Exercise description >>
Only the pictures stay out; every record is to be quoted exactly.

--- Record extracts Enclosed Below ---

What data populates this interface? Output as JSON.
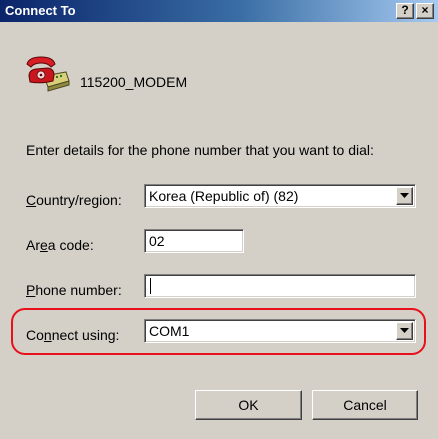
{
  "window": {
    "title": "Connect To",
    "help_glyph": "?",
    "close_glyph": "×"
  },
  "modem": {
    "name": "115200_MODEM",
    "icon": "phone-modem-icon"
  },
  "instructions": "Enter details for the phone number that you want to dial:",
  "fields": {
    "country": {
      "label_accel": "C",
      "label_rest": "ountry/region:",
      "value": "Korea (Republic of) (82)"
    },
    "area_code": {
      "label_pre": "Ar",
      "label_accel": "e",
      "label_rest": "a code:",
      "value": "02"
    },
    "phone": {
      "label_accel": "P",
      "label_rest": "hone number:",
      "value": ""
    },
    "connect_using": {
      "label_pre": "Co",
      "label_accel": "n",
      "label_rest": "nect using:",
      "value": "COM1"
    }
  },
  "buttons": {
    "ok": "OK",
    "cancel": "Cancel"
  },
  "colors": {
    "titlebar_start": "#0a246a",
    "titlebar_end": "#a6caf0",
    "dialog_face": "#d4d0c8",
    "highlight_oval": "#e8101a"
  }
}
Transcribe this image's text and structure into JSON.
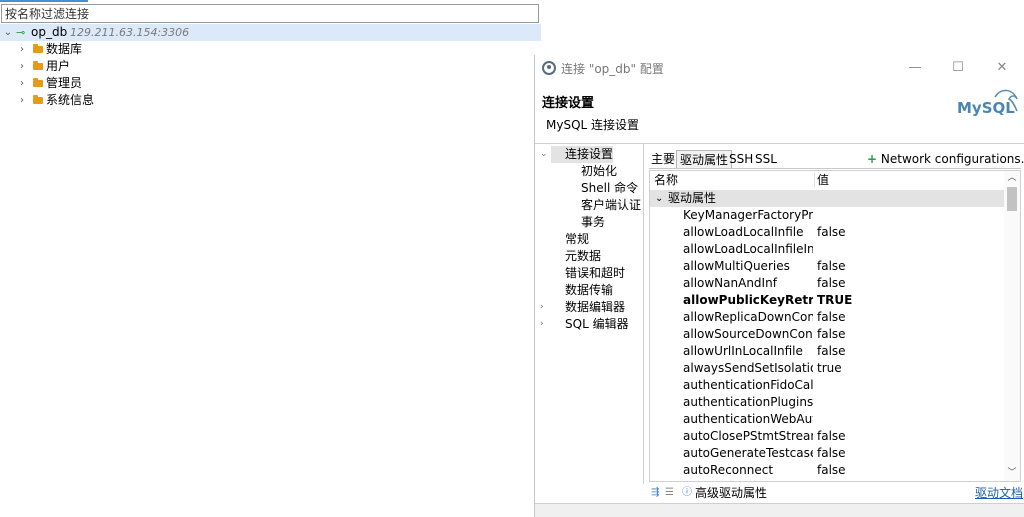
{
  "navigator": {
    "filter_placeholder": "按名称过滤连接",
    "connection": {
      "name": "op_db",
      "host": "129.211.63.154:3306"
    },
    "children": [
      "数据库",
      "用户",
      "管理员",
      "系统信息"
    ]
  },
  "dialog": {
    "title": "连接 \"op_db\" 配置",
    "minimize": "—",
    "maximize": "☐",
    "close": "✕",
    "header_title": "连接设置",
    "header_subtitle": "MySQL 连接设置",
    "logo_text": "MySQL",
    "nav": {
      "connection_settings": "连接设置",
      "init": "初始化",
      "shell": "Shell 命令",
      "client_auth": "客户端认证",
      "transactions": "事务",
      "general": "常规",
      "metadata": "元数据",
      "errors_timeouts": "错误和超时",
      "data_transfer": "数据传输",
      "data_editor": "数据编辑器",
      "sql_editor": "SQL 编辑器"
    },
    "tabs": {
      "main": "主要",
      "driver_props": "驱动属性",
      "ssh": "SSH",
      "ssl": "SSL"
    },
    "network_configs": "Network configurations...",
    "grid": {
      "col_name": "名称",
      "col_value": "值",
      "group": "驱动属性",
      "rows": [
        {
          "name": "KeyManagerFactoryProvider",
          "value": ""
        },
        {
          "name": "allowLoadLocalInfile",
          "value": "false"
        },
        {
          "name": "allowLoadLocalInfileInPath",
          "value": ""
        },
        {
          "name": "allowMultiQueries",
          "value": "false"
        },
        {
          "name": "allowNanAndInf",
          "value": "false"
        },
        {
          "name": "allowPublicKeyRetrieval",
          "value": "TRUE"
        },
        {
          "name": "allowReplicaDownConnections",
          "value": "false"
        },
        {
          "name": "allowSourceDownConnections",
          "value": "false"
        },
        {
          "name": "allowUrlInLocalInfile",
          "value": "false"
        },
        {
          "name": "alwaysSendSetIsolation",
          "value": "true"
        },
        {
          "name": "authenticationFidoCallbackHandler",
          "value": ""
        },
        {
          "name": "authenticationPlugins",
          "value": ""
        },
        {
          "name": "authenticationWebAuthnCallbackHandler",
          "value": ""
        },
        {
          "name": "autoClosePStmtStreams",
          "value": "false"
        },
        {
          "name": "autoGenerateTestcaseScript",
          "value": "false"
        },
        {
          "name": "autoReconnect",
          "value": "false"
        }
      ]
    },
    "footer": {
      "advanced": "高级驱动属性",
      "driver_docs": "驱动文档"
    }
  }
}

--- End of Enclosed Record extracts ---

Expected answer >>
What data populates this interface? Output as JSON.
{
  "window": {
    "title": "Connect To",
    "help_glyph": "?",
    "close_glyph": "×"
  },
  "modem": {
    "name": "115200_MODEM",
    "icon": "phone-modem-icon"
  },
  "instructions": "Enter details for the phone number that you want to dial:",
  "fields": {
    "country": {
      "label_accel": "C",
      "label_rest": "ountry/region:",
      "value": "Korea (Republic of) (82)"
    },
    "area_code": {
      "label_pre": "Ar",
      "label_accel": "e",
      "label_rest": "a code:",
      "value": "02"
    },
    "phone": {
      "label_accel": "P",
      "label_rest": "hone number:",
      "value": ""
    },
    "connect_using": {
      "label_pre": "Co",
      "label_accel": "n",
      "label_rest": "nect using:",
      "value": "COM1"
    }
  },
  "buttons": {
    "ok": "OK",
    "cancel": "Cancel"
  },
  "colors": {
    "titlebar_start": "#0a246a",
    "titlebar_end": "#a6caf0",
    "dialog_face": "#d4d0c8",
    "highlight_oval": "#e8101a"
  }
}
Transcribe this image's text and structure into JSON.
{
  "navigator": {
    "filter_placeholder": "按名称过滤连接",
    "connection": {
      "name": "op_db",
      "host": "129.211.63.154:3306"
    },
    "children": [
      "数据库",
      "用户",
      "管理员",
      "系统信息"
    ]
  },
  "dialog": {
    "title": "连接 \"op_db\" 配置",
    "minimize": "—",
    "maximize": "☐",
    "close": "✕",
    "header_title": "连接设置",
    "header_subtitle": "MySQL 连接设置",
    "logo_text": "MySQL",
    "nav": {
      "connection_settings": "连接设置",
      "init": "初始化",
      "shell": "Shell 命令",
      "client_auth": "客户端认证",
      "transactions": "事务",
      "general": "常规",
      "metadata": "元数据",
      "errors_timeouts": "错误和超时",
      "data_transfer": "数据传输",
      "data_editor": "数据编辑器",
      "sql_editor": "SQL 编辑器"
    },
    "tabs": {
      "main": "主要",
      "driver_props": "驱动属性",
      "ssh": "SSH",
      "ssl": "SSL"
    },
    "network_configs": "Network configurations...",
    "grid": {
      "col_name": "名称",
      "col_value": "值",
      "group": "驱动属性",
      "rows": [
        {
          "name": "KeyManagerFactoryProvider",
          "value": ""
        },
        {
          "name": "allowLoadLocalInfile",
          "value": "false"
        },
        {
          "name": "allowLoadLocalInfileInPath",
          "value": ""
        },
        {
          "name": "allowMultiQueries",
          "value": "false"
        },
        {
          "name": "allowNanAndInf",
          "value": "false"
        },
        {
          "name": "allowPublicKeyRetrieval",
          "value": "TRUE"
        },
        {
          "name": "allowReplicaDownConnections",
          "value": "false"
        },
        {
          "name": "allowSourceDownConnections",
          "value": "false"
        },
        {
          "name": "allowUrlInLocalInfile",
          "value": "false"
        },
        {
          "name": "alwaysSendSetIsolation",
          "value": "true"
        },
        {
          "name": "authenticationFidoCallbackHandler",
          "value": ""
        },
        {
          "name": "authenticationPlugins",
          "value": ""
        },
        {
          "name": "authenticationWebAuthnCallbackHandler",
          "value": ""
        },
        {
          "name": "autoClosePStmtStreams",
          "value": "false"
        },
        {
          "name": "autoGenerateTestcaseScript",
          "value": "false"
        },
        {
          "name": "autoReconnect",
          "value": "false"
        }
      ]
    },
    "footer": {
      "advanced": "高级驱动属性",
      "driver_docs": "驱动文档"
    }
  }
}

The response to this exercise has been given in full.